### Task objective:
Take each line of the records below that contains the string "invalid" and copy it.

### Supplied information:
--------
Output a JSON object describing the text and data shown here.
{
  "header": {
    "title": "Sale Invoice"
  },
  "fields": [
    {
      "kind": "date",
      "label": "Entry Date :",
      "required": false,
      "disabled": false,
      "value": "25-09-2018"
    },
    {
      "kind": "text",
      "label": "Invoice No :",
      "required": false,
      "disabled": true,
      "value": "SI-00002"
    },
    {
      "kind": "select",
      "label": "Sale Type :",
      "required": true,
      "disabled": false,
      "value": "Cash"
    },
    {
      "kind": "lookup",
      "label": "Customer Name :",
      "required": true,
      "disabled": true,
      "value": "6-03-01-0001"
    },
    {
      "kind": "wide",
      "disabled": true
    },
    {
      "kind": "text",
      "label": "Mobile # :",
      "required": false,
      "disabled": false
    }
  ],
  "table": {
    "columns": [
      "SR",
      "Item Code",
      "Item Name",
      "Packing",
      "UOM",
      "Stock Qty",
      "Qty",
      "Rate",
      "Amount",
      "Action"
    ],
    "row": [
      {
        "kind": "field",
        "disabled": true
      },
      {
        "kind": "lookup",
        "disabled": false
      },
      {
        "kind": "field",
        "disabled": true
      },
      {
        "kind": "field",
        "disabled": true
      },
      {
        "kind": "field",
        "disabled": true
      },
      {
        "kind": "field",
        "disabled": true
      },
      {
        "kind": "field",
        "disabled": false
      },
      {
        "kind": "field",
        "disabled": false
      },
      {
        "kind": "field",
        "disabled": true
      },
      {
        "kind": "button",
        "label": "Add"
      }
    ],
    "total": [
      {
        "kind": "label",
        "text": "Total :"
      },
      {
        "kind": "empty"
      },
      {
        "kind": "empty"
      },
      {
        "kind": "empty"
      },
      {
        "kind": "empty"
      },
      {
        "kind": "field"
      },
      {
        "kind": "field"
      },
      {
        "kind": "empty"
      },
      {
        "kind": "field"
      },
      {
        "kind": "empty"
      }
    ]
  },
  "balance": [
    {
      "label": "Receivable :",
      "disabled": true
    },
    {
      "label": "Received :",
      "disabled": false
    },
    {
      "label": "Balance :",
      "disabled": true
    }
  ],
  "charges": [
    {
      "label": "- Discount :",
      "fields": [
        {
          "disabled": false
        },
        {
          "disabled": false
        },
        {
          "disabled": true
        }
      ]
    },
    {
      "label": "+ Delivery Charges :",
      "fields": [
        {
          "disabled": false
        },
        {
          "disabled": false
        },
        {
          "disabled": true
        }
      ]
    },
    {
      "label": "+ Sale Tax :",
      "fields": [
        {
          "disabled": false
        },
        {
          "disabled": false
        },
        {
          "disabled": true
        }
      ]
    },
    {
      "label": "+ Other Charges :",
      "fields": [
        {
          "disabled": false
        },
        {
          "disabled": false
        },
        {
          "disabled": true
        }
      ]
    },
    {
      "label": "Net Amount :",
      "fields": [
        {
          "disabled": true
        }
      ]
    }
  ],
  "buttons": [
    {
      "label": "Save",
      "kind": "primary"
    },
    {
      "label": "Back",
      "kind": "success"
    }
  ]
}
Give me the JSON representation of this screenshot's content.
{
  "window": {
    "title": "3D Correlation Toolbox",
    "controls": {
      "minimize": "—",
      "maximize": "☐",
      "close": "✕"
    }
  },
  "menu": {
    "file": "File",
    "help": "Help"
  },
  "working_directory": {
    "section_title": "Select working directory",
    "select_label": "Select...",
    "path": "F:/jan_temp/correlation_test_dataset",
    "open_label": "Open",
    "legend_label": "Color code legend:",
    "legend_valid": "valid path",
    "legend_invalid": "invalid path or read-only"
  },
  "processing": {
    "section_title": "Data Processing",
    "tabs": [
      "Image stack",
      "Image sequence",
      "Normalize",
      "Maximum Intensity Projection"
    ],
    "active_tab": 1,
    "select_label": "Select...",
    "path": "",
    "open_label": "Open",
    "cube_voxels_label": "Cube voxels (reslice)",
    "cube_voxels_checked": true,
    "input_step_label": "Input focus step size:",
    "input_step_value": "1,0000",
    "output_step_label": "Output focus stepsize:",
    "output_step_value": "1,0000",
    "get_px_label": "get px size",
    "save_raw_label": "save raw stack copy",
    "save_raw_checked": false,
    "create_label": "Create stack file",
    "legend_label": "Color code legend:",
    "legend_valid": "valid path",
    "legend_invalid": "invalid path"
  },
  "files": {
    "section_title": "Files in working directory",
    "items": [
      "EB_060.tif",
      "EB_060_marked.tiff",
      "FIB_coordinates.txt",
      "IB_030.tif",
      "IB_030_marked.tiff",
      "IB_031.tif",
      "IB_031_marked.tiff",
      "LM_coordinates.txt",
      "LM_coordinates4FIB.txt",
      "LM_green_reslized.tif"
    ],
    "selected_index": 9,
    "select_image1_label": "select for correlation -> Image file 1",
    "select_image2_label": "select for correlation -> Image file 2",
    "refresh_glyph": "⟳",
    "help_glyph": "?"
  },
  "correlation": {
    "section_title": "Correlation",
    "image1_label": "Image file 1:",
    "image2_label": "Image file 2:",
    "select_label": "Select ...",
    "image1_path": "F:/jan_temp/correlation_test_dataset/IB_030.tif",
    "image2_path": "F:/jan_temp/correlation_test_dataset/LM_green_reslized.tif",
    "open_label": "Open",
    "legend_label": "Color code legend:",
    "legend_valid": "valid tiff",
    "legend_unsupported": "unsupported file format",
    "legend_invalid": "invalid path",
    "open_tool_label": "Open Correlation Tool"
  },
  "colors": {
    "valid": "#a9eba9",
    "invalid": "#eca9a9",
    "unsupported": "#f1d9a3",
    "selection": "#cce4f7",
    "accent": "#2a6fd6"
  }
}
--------
### Result:
    "legend_invalid": "invalid path or read-only"
    "legend_invalid": "invalid path"
    "legend_invalid": "invalid path",
    "invalid": "#eca9a9",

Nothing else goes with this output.